Like many gardeners, you may have some beloved plants in your garden that have lost their names. Calling them “Great-Grandma’s rose” or “that daffodil we found in the woods” doesn’t make them any less wonderful, but sometimes you may wish you knew their real name.
If it’s an iris you’re wondering about, you can now ask the Historic Iris Preservation Society about it. On the HIPS homepage, you’ll find a green box that says “Need help with iris ID? Click here.” Do that and you’ll be taken to their ID Central.
Don’t be daunted by the long introduction and instructions for filling out the application. All you need to know is that it’s hard to identify nameless iris – roughly 70,000 have been introduced, many look a lot alike, and colors often vary depending on climate and soils – and that “I don’t know” is an acceptable answer to any of the questions.
Do read the “Photo Request” section which explains how and when to take the three required close-ups of your nameless iris. Then enter its height, bloom size, fragrance, and so on, upload your photos, and send it.
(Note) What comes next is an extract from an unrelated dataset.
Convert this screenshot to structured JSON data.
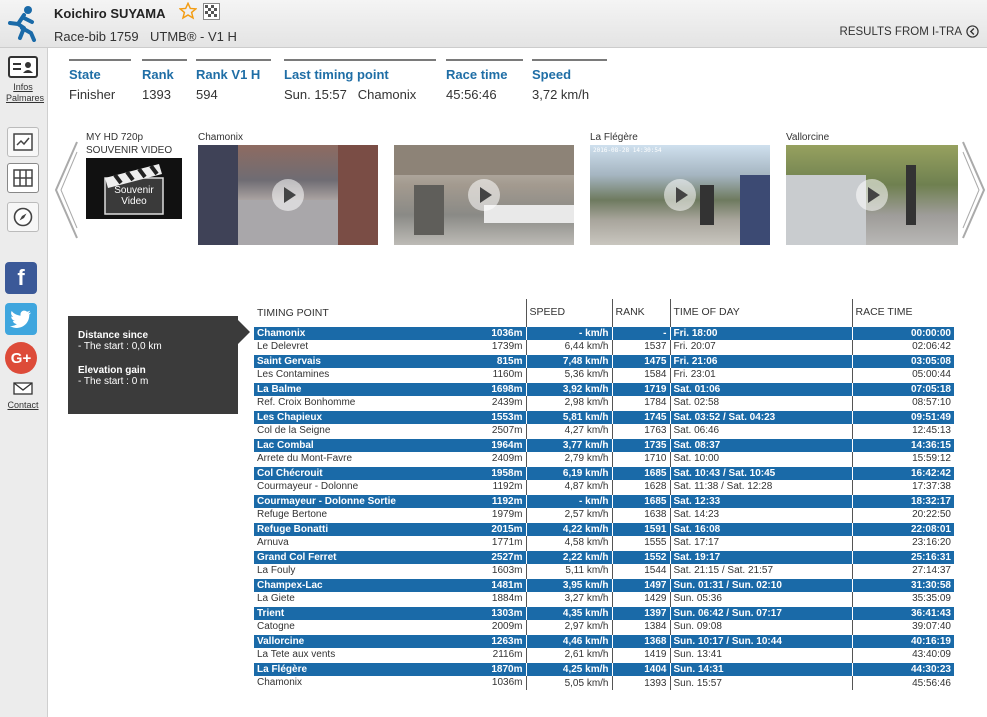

If you’d prefer, you can mail in your application and photos. Either way, you’ll get a response from the HIPS experts, and – although identifying an iris is always a longshot – there’s at least a chance that your nameless iris will no longer be nameless.